Only the conundrum seemed familiar to me here, but my wife said she recognised a contestant (or both), so I almost definitely saw it in 2010. LABYRINTH was one of the first conundrums that I ever saw on Countdown years ago, and I have also seen it elsewhere.

Some strong word work from Jayanthi here. I started with a bizarre invented word, the rest was good, including some 937½ shenanigans in Round 8.

774 = 9*(50 + 25 + 3 + 2 + 6)
109 = 50*2 + 5 + 4
941 = (50*75 + 6)/4 + 2

Geoff Bailey said...

Nice game, Jan, and congratulations on getting the full monty! ETERNALS / RESONATE are also excellent spots, whether or not you choose to risk ETERNALS. I did not see the potential of ETERNAL there. Only a tough conundrum kept you out of the 70's.

Bad luck on missing DETOURING, Mike, and an interesting approach to 109. The important thing is that you got there! And nice numbers results from you, matching Lily throughout on a couple of less-than-easy mixes.

Sam: I'm going to guess that you were thinking of HARICOT in the first round. And I'm pleased to see that you used the 937½ approach in the last numbers round -- it did not even occur to me within time, although it should have.

Sam Gaffney said...

HARICOT is plausible, I think I've been (bean) stumped on that one in a crossword. It's when you don't know a word's meaning that these problems are most likely.

Round 8 was a perfect set up for 937½. The 4 made it easy, and those smalls provided great flexibility, there would be a huge number of targets solvable here.

JT said...

I suspect were in for a LOT of Family Mixes :/.....


Jayanthi Viswanathan said...

Hello! Well this blog was a surprise find :) I'm Jayanthi and one of the competitors on this episode (and the next two). May I say in my defence that thinking quickly with the pressure of being on camera is clearly not one of my strengths! The kids at school thought it was hilarious that my skill with letters was superior to my skill with numbers!

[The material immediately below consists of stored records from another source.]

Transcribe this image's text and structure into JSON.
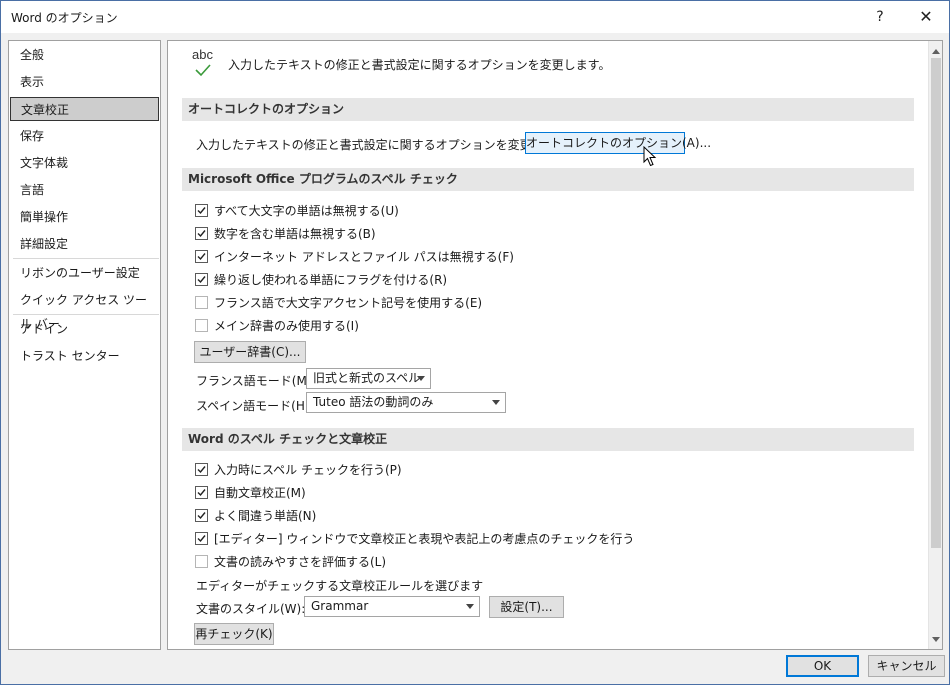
{
  "window": {
    "title": "Word のオプション",
    "help_label": "?",
    "close_label": "✕"
  },
  "sidebar": {
    "items": [
      {
        "label": "全般"
      },
      {
        "label": "表示"
      },
      {
        "label": "文章校正",
        "selected": true
      },
      {
        "label": "保存"
      },
      {
        "label": "文字体裁"
      },
      {
        "label": "言語"
      },
      {
        "label": "簡単操作"
      },
      {
        "label": "詳細設定"
      },
      {
        "label": "リボンのユーザー設定"
      },
      {
        "label": "クイック アクセス ツール バー"
      },
      {
        "label": "アドイン"
      },
      {
        "label": "トラスト センター"
      }
    ]
  },
  "header": {
    "icon_text": "abc",
    "icon": "abc-check-icon",
    "description": "入力したテキストの修正と書式設定に関するオプションを変更します。"
  },
  "autocorrect": {
    "section_title": "オートコレクトのオプション",
    "description": "入力したテキストの修正と書式設定に関するオプションを変更します。",
    "button_label": "オートコレクトのオプション(A)..."
  },
  "office_spelling": {
    "section_title": "Microsoft Office プログラムのスペル チェック",
    "options": [
      {
        "label": "すべて大文字の単語は無視する(U)",
        "checked": true
      },
      {
        "label": "数字を含む単語は無視する(B)",
        "checked": true
      },
      {
        "label": "インターネット アドレスとファイル パスは無視する(F)",
        "checked": true
      },
      {
        "label": "繰り返し使われる単語にフラグを付ける(R)",
        "checked": true
      },
      {
        "label": "フランス語で大文字アクセント記号を使用する(E)",
        "checked": false
      },
      {
        "label": "メイン辞書のみ使用する(I)",
        "checked": false
      }
    ],
    "custom_dict_button": "ユーザー辞書(C)...",
    "french_mode_label": "フランス語モード(M):",
    "french_mode_value": "旧式と新式のスペル",
    "spanish_mode_label": "スペイン語モード(H):",
    "spanish_mode_value": "Tuteo 語法の動詞のみ"
  },
  "word_spelling": {
    "section_title": "Word のスペル チェックと文章校正",
    "options": [
      {
        "label": "入力時にスペル チェックを行う(P)",
        "checked": true
      },
      {
        "label": "自動文章校正(M)",
        "checked": true
      },
      {
        "label": "よく間違う単語(N)",
        "checked": true
      },
      {
        "label": "[エディター] ウィンドウで文章校正と表現や表記上の考慮点のチェックを行う",
        "checked": true
      },
      {
        "label": "文書の読みやすさを評価する(L)",
        "checked": false
      }
    ],
    "rules_label": "エディターがチェックする文章校正ルールを選びます",
    "style_label": "文書のスタイル(W):",
    "style_value": "Grammar",
    "settings_button": "設定(T)...",
    "recheck_button": "再チェック(K)"
  },
  "footer": {
    "ok_label": "OK",
    "cancel_label": "キャンセル"
  },
  "colors": {
    "accent": "#0078d7",
    "check_green": "#3a9a3a",
    "section_bg": "#e6e6e6"
  }
}
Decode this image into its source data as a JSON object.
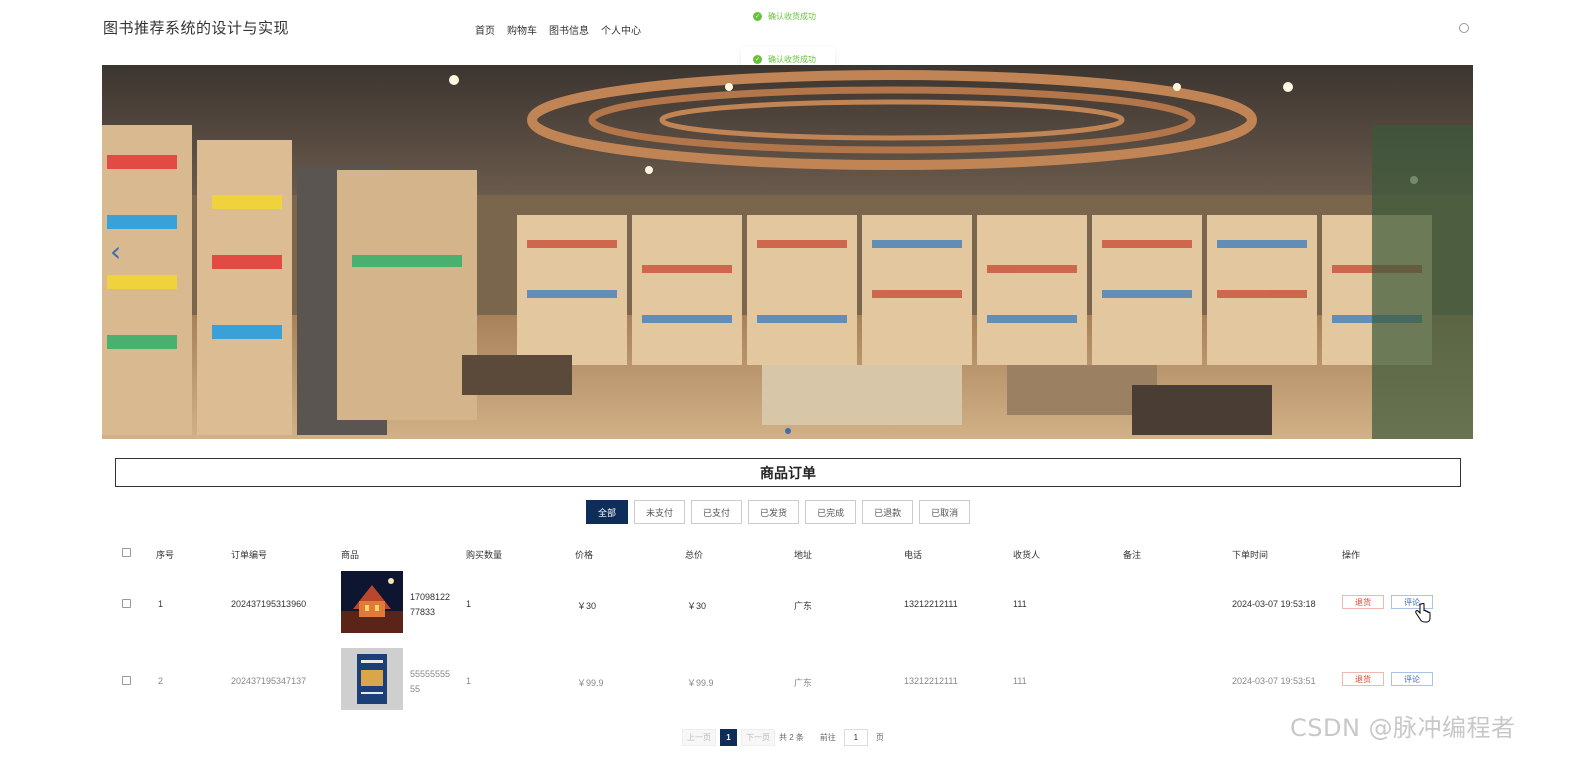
{
  "header": {
    "site_title": "图书推荐系统的设计与实现",
    "nav": [
      "首页",
      "购物车",
      "图书信息",
      "个人中心"
    ]
  },
  "toasts": [
    "确认收货成功",
    "确认收货成功"
  ],
  "section": {
    "title": "商品订单"
  },
  "filters": {
    "tabs": [
      "全部",
      "未支付",
      "已支付",
      "已发货",
      "已完成",
      "已退款",
      "已取消"
    ],
    "active": "全部"
  },
  "table": {
    "columns": [
      "序号",
      "订单编号",
      "商品",
      "购买数量",
      "价格",
      "总价",
      "地址",
      "电话",
      "收货人",
      "备注",
      "下单时间",
      "操作"
    ],
    "rows": [
      {
        "index": "1",
        "order_no": "202437195313960",
        "goods_id_line1": "17098122",
        "goods_id_line2": "77833",
        "qty": "1",
        "price": "￥30",
        "total": "￥30",
        "address": "广东",
        "phone": "13212212111",
        "receiver": "111",
        "note": "",
        "time": "2024-03-07 19:53:18",
        "actions": [
          "退货",
          "评论"
        ]
      },
      {
        "index": "2",
        "order_no": "202437195347137",
        "goods_id_line1": "55555555",
        "goods_id_line2": "55",
        "qty": "1",
        "price": "￥99.9",
        "total": "￥99.9",
        "address": "广东",
        "phone": "13212212111",
        "receiver": "111",
        "note": "",
        "time": "2024-03-07 19:53:51",
        "actions": [
          "退货",
          "评论"
        ]
      }
    ]
  },
  "pager": {
    "prev": "上一页",
    "current": "1",
    "next": "下一页",
    "total": "共 2 条",
    "goto_prefix": "前往",
    "goto_value": "1",
    "goto_suffix": "页"
  },
  "watermark": "CSDN @脉冲编程者",
  "colors": {
    "primary": "#0f2d5a",
    "success": "#67c23a",
    "danger": "#e0442e",
    "link": "#3a6fb0"
  }
}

Geoff Bailey said...

Thanks for your comments, Jayanthi -- great to hear from you! I think most readers of this blog can relate to the issues of the camera pressure. And I can certainly relate to tending to be better at the letters when the numbers might be expected.

I hope you'll stick around, maybe join in the comparison of results. *smiles warmly*

Interactive Productions said...

Haha, this is hilarious to have found this while randomly "googling myself" Yes I'm Bassem and I can't believe I got 110 when the 109 was so obvious :)

Anyways yes the show hadn't aired yet when this episode was filmed, and I would hope I did better next time I ended up on a game/quiz show :)

Geoff Bailey said...

Nice to hear from you, Bassem. In case you had not noticed, a few of us are playing through new games if you want to join in -- just visit the most recent pages of the blog.

Good luck with your endeavours!